EDITOR, Daily News:
Last week, the Alaska House Education Committee heard House Bill 65, "Increase the Base Student Allocation (BSA)." It was a brief hearing, acting solely as an introduction, but it was an essential first step during this legislative session in the conversation about education funding.
I have heard loud and clear from teachers, students, and school boards that schools are struggling. They are dealing with significant increases in costs like heating, insurance and supplies while seeing state support for our schools remain mostly flat-funded over the past eight years. Class sizes are increasing, programs are being eliminated, and schools are even being closed at some locations around the state.

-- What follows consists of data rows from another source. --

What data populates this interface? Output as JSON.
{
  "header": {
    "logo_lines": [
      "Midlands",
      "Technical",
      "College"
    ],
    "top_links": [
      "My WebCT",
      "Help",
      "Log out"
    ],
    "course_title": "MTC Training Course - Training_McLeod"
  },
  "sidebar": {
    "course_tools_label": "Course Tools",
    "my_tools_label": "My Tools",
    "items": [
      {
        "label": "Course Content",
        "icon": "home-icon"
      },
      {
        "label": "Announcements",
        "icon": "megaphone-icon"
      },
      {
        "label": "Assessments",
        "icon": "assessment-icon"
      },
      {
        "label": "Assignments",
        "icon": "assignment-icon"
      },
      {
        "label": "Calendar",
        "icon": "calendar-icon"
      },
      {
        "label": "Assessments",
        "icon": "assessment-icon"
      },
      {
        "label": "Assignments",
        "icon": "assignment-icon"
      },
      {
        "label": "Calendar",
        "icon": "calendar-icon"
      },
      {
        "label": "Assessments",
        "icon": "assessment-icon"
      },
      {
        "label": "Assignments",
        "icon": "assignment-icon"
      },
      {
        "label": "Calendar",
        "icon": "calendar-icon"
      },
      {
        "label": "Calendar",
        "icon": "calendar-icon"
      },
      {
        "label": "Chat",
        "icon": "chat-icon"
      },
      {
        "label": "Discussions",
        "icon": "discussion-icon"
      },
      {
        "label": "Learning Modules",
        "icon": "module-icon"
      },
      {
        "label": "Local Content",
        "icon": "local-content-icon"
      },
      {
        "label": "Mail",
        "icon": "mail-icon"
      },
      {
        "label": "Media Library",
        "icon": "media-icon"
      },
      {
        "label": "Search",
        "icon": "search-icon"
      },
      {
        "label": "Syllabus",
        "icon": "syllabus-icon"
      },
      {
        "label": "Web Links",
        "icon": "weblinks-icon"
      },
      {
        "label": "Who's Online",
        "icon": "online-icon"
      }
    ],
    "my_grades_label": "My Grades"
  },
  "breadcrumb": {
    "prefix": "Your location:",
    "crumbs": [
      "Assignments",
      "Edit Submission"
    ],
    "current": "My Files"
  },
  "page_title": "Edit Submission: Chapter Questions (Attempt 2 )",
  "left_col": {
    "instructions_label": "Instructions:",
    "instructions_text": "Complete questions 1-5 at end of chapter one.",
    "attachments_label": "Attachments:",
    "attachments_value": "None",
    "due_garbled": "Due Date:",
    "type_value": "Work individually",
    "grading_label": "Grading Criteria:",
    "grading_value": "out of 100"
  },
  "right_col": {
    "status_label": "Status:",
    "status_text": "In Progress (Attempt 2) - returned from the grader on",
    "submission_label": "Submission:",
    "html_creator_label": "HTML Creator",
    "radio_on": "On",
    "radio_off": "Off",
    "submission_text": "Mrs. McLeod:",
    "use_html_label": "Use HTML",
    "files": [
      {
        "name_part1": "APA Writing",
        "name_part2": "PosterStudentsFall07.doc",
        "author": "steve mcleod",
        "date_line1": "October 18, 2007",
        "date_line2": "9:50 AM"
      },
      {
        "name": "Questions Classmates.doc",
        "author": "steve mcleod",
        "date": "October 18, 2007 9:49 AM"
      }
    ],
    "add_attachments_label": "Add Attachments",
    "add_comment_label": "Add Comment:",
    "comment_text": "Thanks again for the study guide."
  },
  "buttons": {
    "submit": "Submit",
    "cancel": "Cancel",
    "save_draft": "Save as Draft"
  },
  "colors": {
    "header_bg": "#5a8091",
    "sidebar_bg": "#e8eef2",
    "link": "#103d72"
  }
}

As the bill's sponsor, I wholeheartedly support increasing education funding. HB65 would raise the BSA by $1,250 per eligible student for a total BSA per student of $7,210. That is about a 20% increase, similar to the rate of inflation we have seen over the past several years.
A bit of sticker shock is associated with this increase: it would cost the state $321 million. And when it comes to discussing the costs of state services, the debate can get more impassioned. The state does not necessarily have extra cash lying around, and for every increase, there must be corresponding cuts elsewhere in the budget — especially cuts to the dividend (PFD).
While an increase in education funding may have a hefty price tag, it is tiny in comparison to the cost of the PFD. The governor's proposed dividend for this upcoming year would cost the state $2.47 billion. (We currently spend about $1.23 billion on statewide education). Let me be clear: I am absolutely for protecting the PFD, especially for future generations of Alaskans, but I am not for sacrificing our youth's educational opportunities, the need for other essential state services, the need to make investments in deferred maintenance, and other capital budget investments in statewide infrastructure or to overdraw on the Earnings Reserve portion of the Permanent Fund to pay for it.
We can't have it all. We can't have a supersized dividend and simultaneously support our students and the facilities in which they attend school in the manner that is needed. This message is challenging to hear, but it's the hard truth. If you have any questions or comments, I am always available at Rep.Dan.Ortiz@AKLeg.gov.
House District 1